- **What you should do**
Return every entry below word for word and leave out any picture.

- **Page and application data records**
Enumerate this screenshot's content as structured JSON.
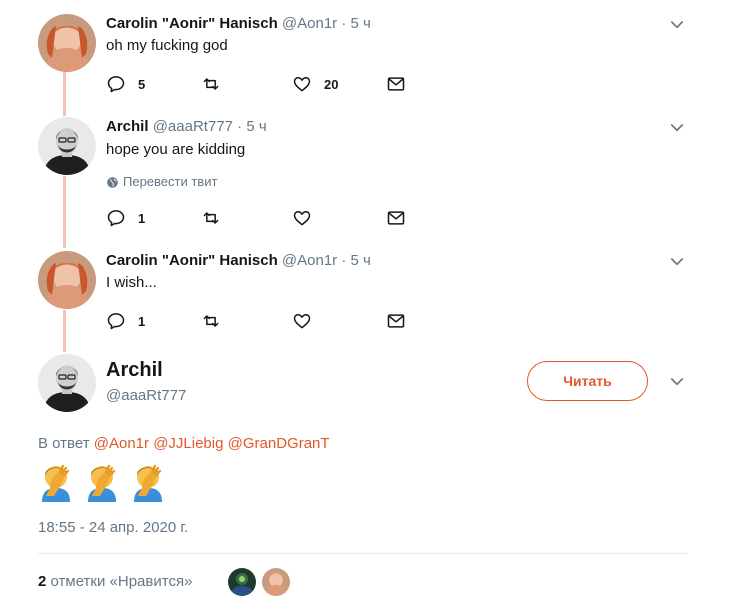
{
  "colors": {
    "accent": "#e0592a",
    "thread_line": "#f7c2b2",
    "secondary_text": "#657786"
  },
  "thread": [
    {
      "name": "Carolin \"Aonir\" Hanisch",
      "handle": "@Aon1r",
      "dot": "·",
      "time": "5 ч",
      "text": "oh my fucking god",
      "replies": "5",
      "retweets": "",
      "likes": "20",
      "translate": ""
    },
    {
      "name": "Archil",
      "handle": "@aaaRt777",
      "dot": "·",
      "time": "5 ч",
      "text": "hope you are kidding",
      "replies": "1",
      "retweets": "",
      "likes": "",
      "translate": "Перевести твит"
    },
    {
      "name": "Carolin \"Aonir\" Hanisch",
      "handle": "@Aon1r",
      "dot": "·",
      "time": "5 ч",
      "text": "I wish...",
      "replies": "1",
      "retweets": "",
      "likes": "",
      "translate": ""
    }
  ],
  "main_tweet": {
    "name": "Archil",
    "handle": "@aaaRt777",
    "follow_label": "Читать",
    "reply_prefix": "В ответ",
    "mentions": [
      "@Aon1r",
      "@JJLiebig",
      "@GranDGranT"
    ],
    "emoji_name": "face-palm-emoji",
    "emoji_count": 3,
    "timestamp": "18:55 - 24 апр. 2020 г.",
    "likes_count": "2",
    "likes_label": "отметки «Нравится»"
  },
  "icons": {
    "reply": "reply-icon",
    "retweet": "retweet-icon",
    "like": "heart-icon",
    "dm": "envelope-icon",
    "more": "chevron-down-icon",
    "globe": "globe-icon"
  }
}
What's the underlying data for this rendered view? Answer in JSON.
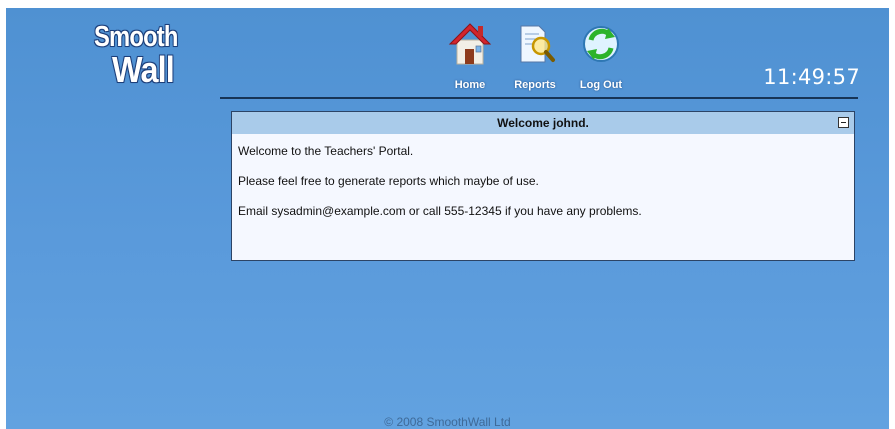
{
  "logo": {
    "line1": "Smooth",
    "line2": "Wall"
  },
  "nav": [
    {
      "label": "Home",
      "icon": "home-icon"
    },
    {
      "label": "Reports",
      "icon": "reports-icon"
    },
    {
      "label": "Log Out",
      "icon": "logout-icon"
    }
  ],
  "clock": "11:49:57",
  "panel": {
    "title": "Welcome johnd.",
    "lines": [
      "Welcome to the Teachers' Portal.",
      "Please feel free to generate reports which maybe of use.",
      "Email sysadmin@example.com or call 555-12345 if you have any problems."
    ]
  },
  "footer": "© 2008 SmoothWall Ltd",
  "colors": {
    "background": "#5a9adb",
    "panel_header": "#a9cbea",
    "divider": "#173456"
  }
}
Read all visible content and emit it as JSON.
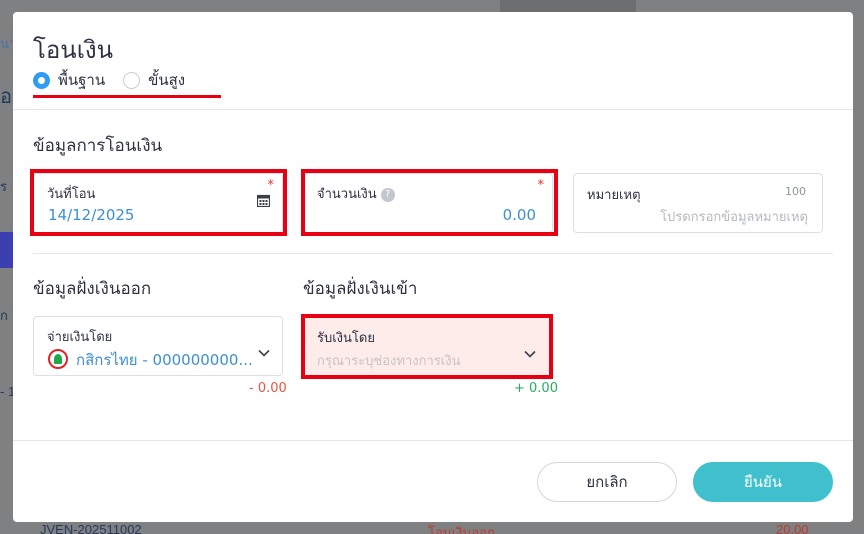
{
  "background": {
    "fragments": [
      "นา",
      "อ",
      "บ้า",
      "ร",
      "ก",
      "บ",
      "- 1",
      "อ",
      "JVEN-202511002",
      "โอนเงินออก",
      "20.00",
      "u"
    ]
  },
  "modal": {
    "title": "โอนเงิน",
    "modes": [
      {
        "label": "พื้นฐาน",
        "selected": true
      },
      {
        "label": "ขั้นสูง",
        "selected": false
      }
    ]
  },
  "transfer_info": {
    "title": "ข้อมูลการโอนเงิน",
    "date": {
      "label": "วันที่โอน",
      "value": "14/12/2025",
      "required_mark": "*",
      "icon": "calendar-icon"
    },
    "amount": {
      "label": "จำนวนเงิน",
      "value": "0.00",
      "required_mark": "*",
      "help_icon": "?"
    },
    "note": {
      "label": "หมายเหตุ",
      "counter": "100",
      "placeholder": "โปรดกรอกข้อมูลหมายเหตุ"
    }
  },
  "outgoing": {
    "title": "ข้อมูลฝั่งเงินออก",
    "label": "จ่ายเงินโดย",
    "value": "กสิกรไทย - 000000000...",
    "bank_icon": "kasikorn-bank-logo-icon",
    "amount": "- 0.00"
  },
  "incoming": {
    "title": "ข้อมูลฝั่งเงินเข้า",
    "label": "รับเงินโดย",
    "placeholder": "กรุณาระบุช่องทางการเงิน",
    "amount": "+ 0.00"
  },
  "footer": {
    "cancel_label": "ยกเลิก",
    "confirm_label": "ยืนยัน"
  },
  "colors": {
    "accent": "#3fc0cc",
    "radio_active": "#2f9cf2",
    "value_text": "#3d8fd1",
    "required": "#e2372b",
    "annotation_red": "#e60012",
    "error_bg": "#fdecea",
    "negative": "#e05545",
    "positive": "#27ae60"
  }
}
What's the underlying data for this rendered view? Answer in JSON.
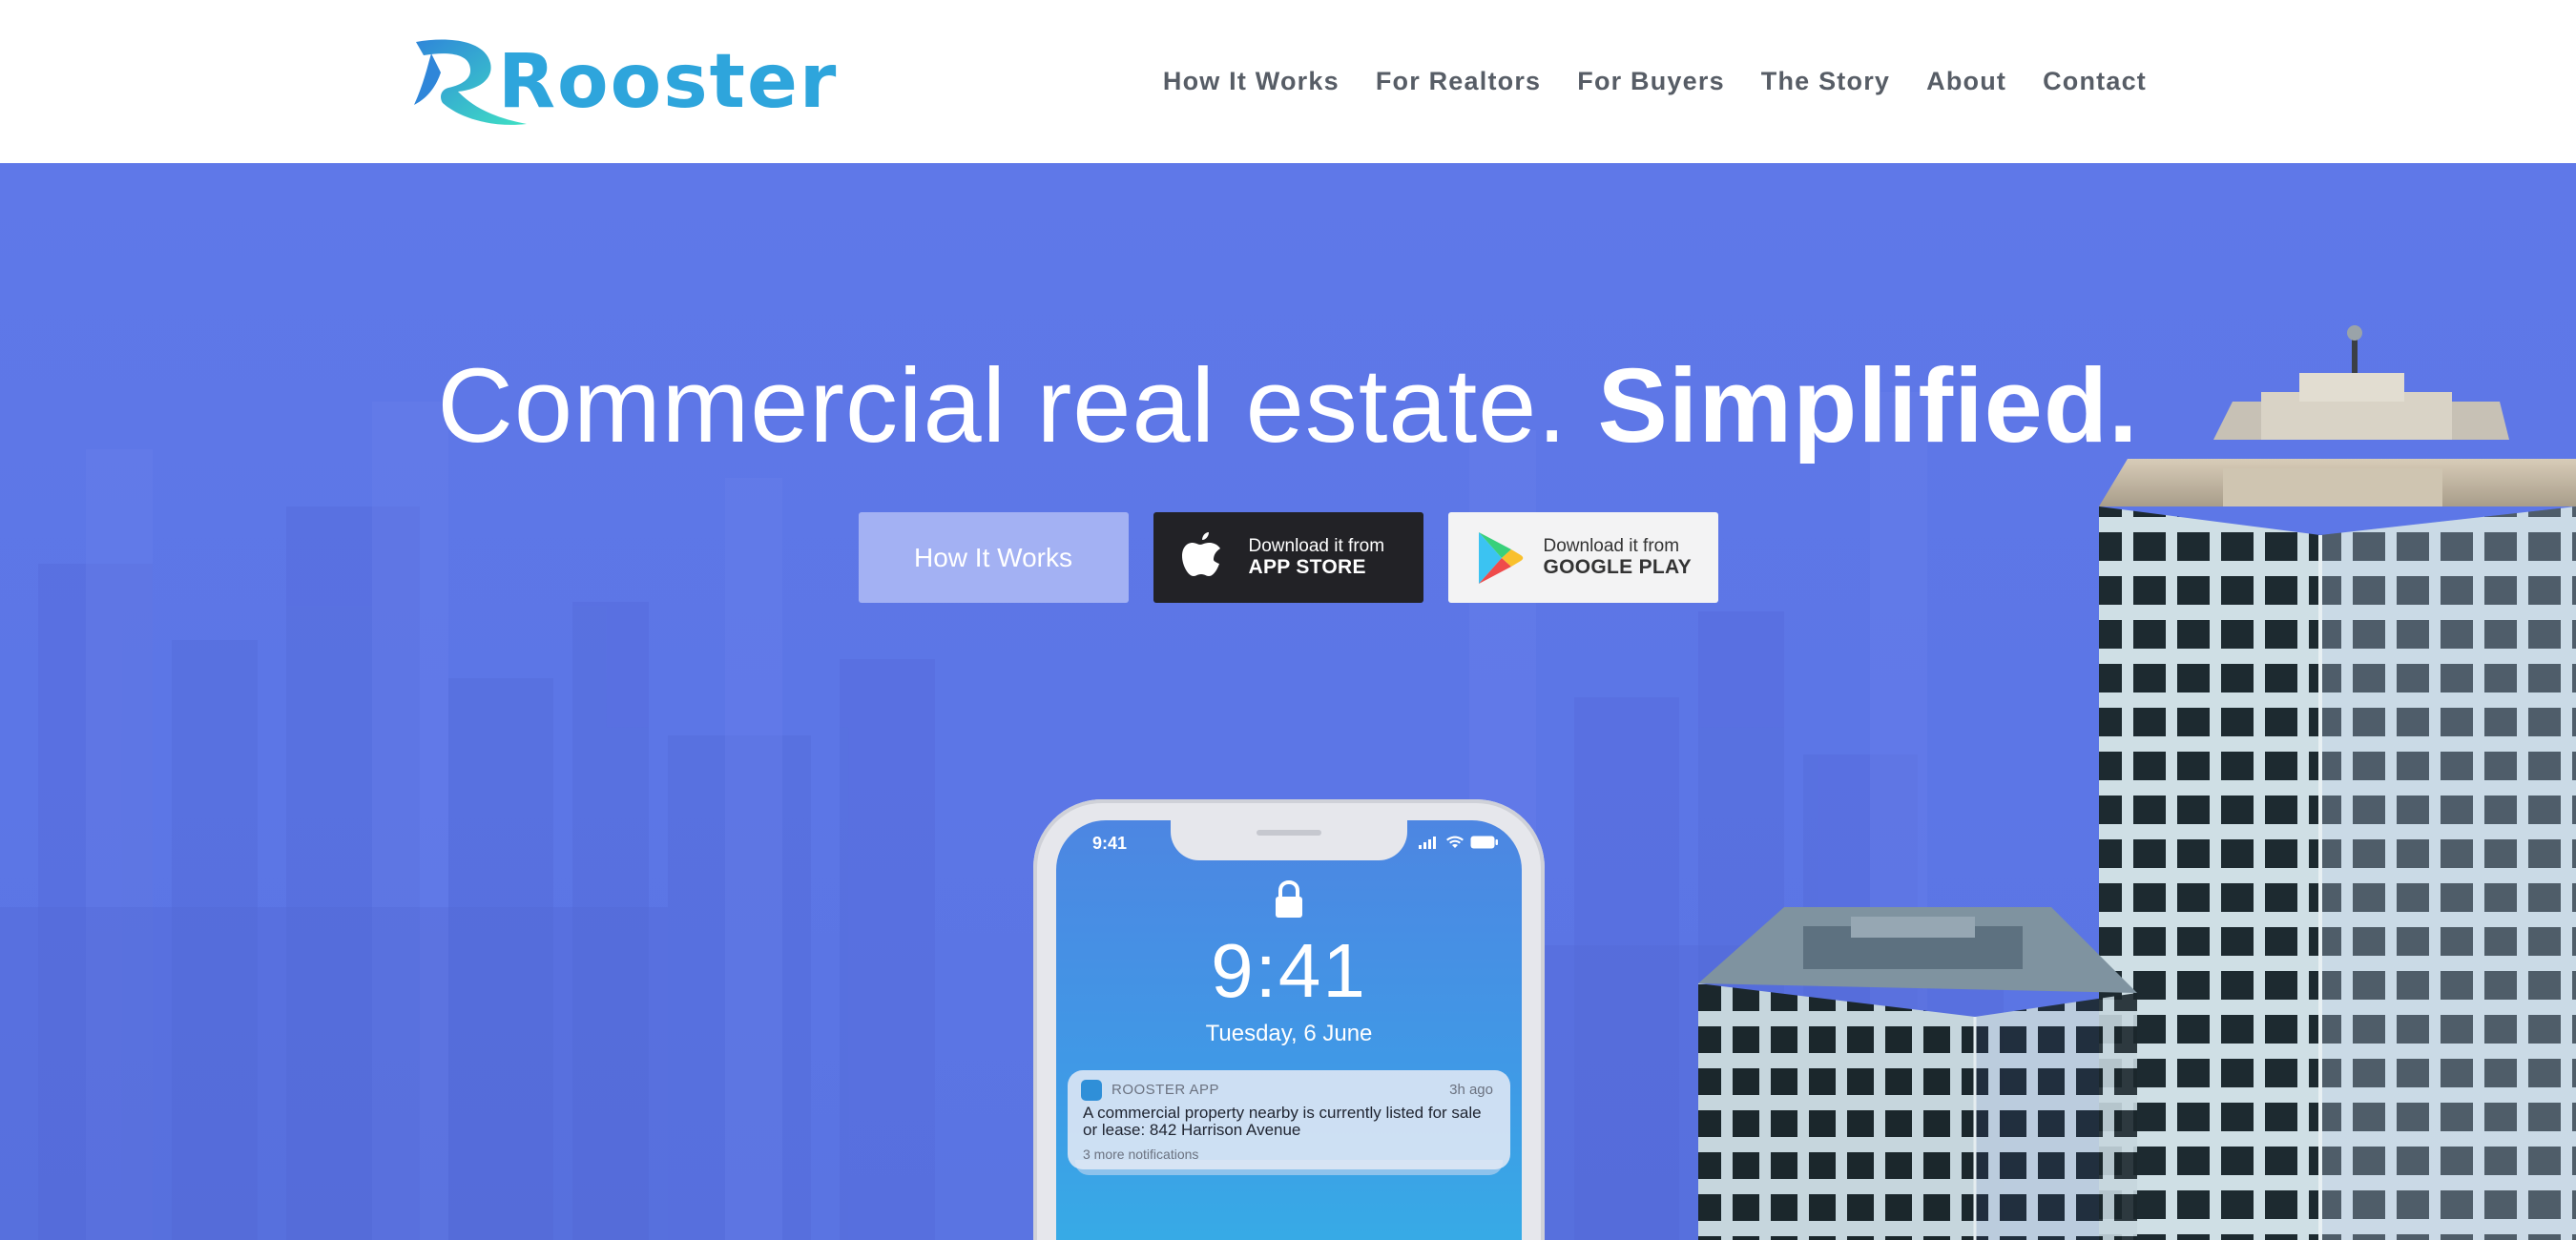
{
  "brand": {
    "logo_text": "Rooster",
    "primary_color": "#2ea5dc",
    "accent_color": "#3cd6c4"
  },
  "nav": {
    "items": [
      {
        "label": "How It Works"
      },
      {
        "label": "For Realtors"
      },
      {
        "label": "For Buyers"
      },
      {
        "label": "The Story"
      },
      {
        "label": "About"
      },
      {
        "label": "Contact"
      }
    ]
  },
  "hero": {
    "title_light": "Commercial real estate.",
    "title_bold": "Simplified.",
    "background_color": "#5f78e8",
    "cta": {
      "how_label": "How It Works",
      "app_store": {
        "small": "Download it from",
        "big": "APP STORE",
        "icon": "apple-icon"
      },
      "google_play": {
        "small": "Download it from",
        "big": "GOOGLE PLAY",
        "icon": "google-play-icon"
      }
    }
  },
  "phone": {
    "status_time": "9:41",
    "lock_time": "9:41",
    "lock_date": "Tuesday, 6 June",
    "notification": {
      "app_name": "ROOSTER APP",
      "time": "3h ago",
      "body": "A commercial property nearby is currently listed for sale or lease: 842 Harrison Avenue",
      "more": "3 more notifications"
    }
  }
}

- **Task output**
Enumerate this screenshot's content as structured JSON.
{
  "colors": {
    "accent": "#e0592a",
    "thread_line": "#f7c2b2",
    "secondary_text": "#657786"
  },
  "thread": [
    {
      "name": "Carolin \"Aonir\" Hanisch",
      "handle": "@Aon1r",
      "dot": "·",
      "time": "5 ч",
      "text": "oh my fucking god",
      "replies": "5",
      "retweets": "",
      "likes": "20",
      "translate": ""
    },
    {
      "name": "Archil",
      "handle": "@aaaRt777",
      "dot": "·",
      "time": "5 ч",
      "text": "hope you are kidding",
      "replies": "1",
      "retweets": "",
      "likes": "",
      "translate": "Перевести твит"
    },
    {
      "name": "Carolin \"Aonir\" Hanisch",
      "handle": "@Aon1r",
      "dot": "·",
      "time": "5 ч",
      "text": "I wish...",
      "replies": "1",
      "retweets": "",
      "likes": "",
      "translate": ""
    }
  ],
  "main_tweet": {
    "name": "Archil",
    "handle": "@aaaRt777",
    "follow_label": "Читать",
    "reply_prefix": "В ответ",
    "mentions": [
      "@Aon1r",
      "@JJLiebig",
      "@GranDGranT"
    ],
    "emoji_name": "face-palm-emoji",
    "emoji_count": 3,
    "timestamp": "18:55 - 24 апр. 2020 г.",
    "likes_count": "2",
    "likes_label": "отметки «Нравится»"
  },
  "icons": {
    "reply": "reply-icon",
    "retweet": "retweet-icon",
    "like": "heart-icon",
    "dm": "envelope-icon",
    "more": "chevron-down-icon",
    "globe": "globe-icon"
  }
}
What's the underlying data for this rendered view? Answer in JSON.
{
  "logo": {
    "line1": "Smooth",
    "line2": "Wall"
  },
  "nav": [
    {
      "label": "Home",
      "icon": "home-icon"
    },
    {
      "label": "Reports",
      "icon": "reports-icon"
    },
    {
      "label": "Log Out",
      "icon": "logout-icon"
    }
  ],
  "clock": "11:49:57",
  "panel": {
    "title": "Welcome johnd.",
    "lines": [
      "Welcome to the Teachers' Portal.",
      "Please feel free to generate reports which maybe of use.",
      "Email sysadmin@example.com or call 555-12345 if you have any problems."
    ]
  },
  "footer": "© 2008 SmoothWall Ltd",
  "colors": {
    "background": "#5a9adb",
    "panel_header": "#a9cbea",
    "divider": "#173456"
  }
}
Read all visible content and emit it as JSON.
{
  "background": {
    "fragments": [
      "นา",
      "อ",
      "บ้า",
      "ร",
      "ก",
      "บ",
      "- 1",
      "อ",
      "JVEN-202511002",
      "โอนเงินออก",
      "20.00",
      "u"
    ]
  },
  "modal": {
    "title": "โอนเงิน",
    "modes": [
      {
        "label": "พื้นฐาน",
        "selected": true
      },
      {
        "label": "ขั้นสูง",
        "selected": false
      }
    ]
  },
  "transfer_info": {
    "title": "ข้อมูลการโอนเงิน",
    "date": {
      "label": "วันที่โอน",
      "value": "14/12/2025",
      "required_mark": "*",
      "icon": "calendar-icon"
    },
    "amount": {
      "label": "จำนวนเงิน",
      "value": "0.00",
      "required_mark": "*",
      "help_icon": "?"
    },
    "note": {
      "label": "หมายเหตุ",
      "counter": "100",
      "placeholder": "โปรดกรอกข้อมูลหมายเหตุ"
    }
  },
  "outgoing": {
    "title": "ข้อมูลฝั่งเงินออก",
    "label": "จ่ายเงินโดย",
    "value": "กสิกรไทย - 000000000...",
    "bank_icon": "kasikorn-bank-logo-icon",
    "amount": "- 0.00"
  },
  "incoming": {
    "title": "ข้อมูลฝั่งเงินเข้า",
    "label": "รับเงินโดย",
    "placeholder": "กรุณาระบุช่องทางการเงิน",
    "amount": "+ 0.00"
  },
  "footer": {
    "cancel_label": "ยกเลิก",
    "confirm_label": "ยืนยัน"
  },
  "colors": {
    "accent": "#3fc0cc",
    "radio_active": "#2f9cf2",
    "value_text": "#3d8fd1",
    "required": "#e2372b",
    "annotation_red": "#e60012",
    "error_bg": "#fdecea",
    "negative": "#e05545",
    "positive": "#27ae60"
  }
}
What's the underlying data for this rendered view? Answer in JSON.
{
  "brand": {
    "logo_text": "Rooster",
    "primary_color": "#2ea5dc",
    "accent_color": "#3cd6c4"
  },
  "nav": {
    "items": [
      {
        "label": "How It Works"
      },
      {
        "label": "For Realtors"
      },
      {
        "label": "For Buyers"
      },
      {
        "label": "The Story"
      },
      {
        "label": "About"
      },
      {
        "label": "Contact"
      }
    ]
  },
  "hero": {
    "title_light": "Commercial real estate.",
    "title_bold": "Simplified.",
    "background_color": "#5f78e8",
    "cta": {
      "how_label": "How It Works",
      "app_store": {
        "small": "Download it from",
        "big": "APP STORE",
        "icon": "apple-icon"
      },
      "google_play": {
        "small": "Download it from",
        "big": "GOOGLE PLAY",
        "icon": "google-play-icon"
      }
    }
  },
  "phone": {
    "status_time": "9:41",
    "lock_time": "9:41",
    "lock_date": "Tuesday, 6 June",
    "notification": {
      "app_name": "ROOSTER APP",
      "time": "3h ago",
      "body": "A commercial property nearby is currently listed for sale or lease: 842 Harrison Avenue",
      "more": "3 more notifications"
    }
  }
}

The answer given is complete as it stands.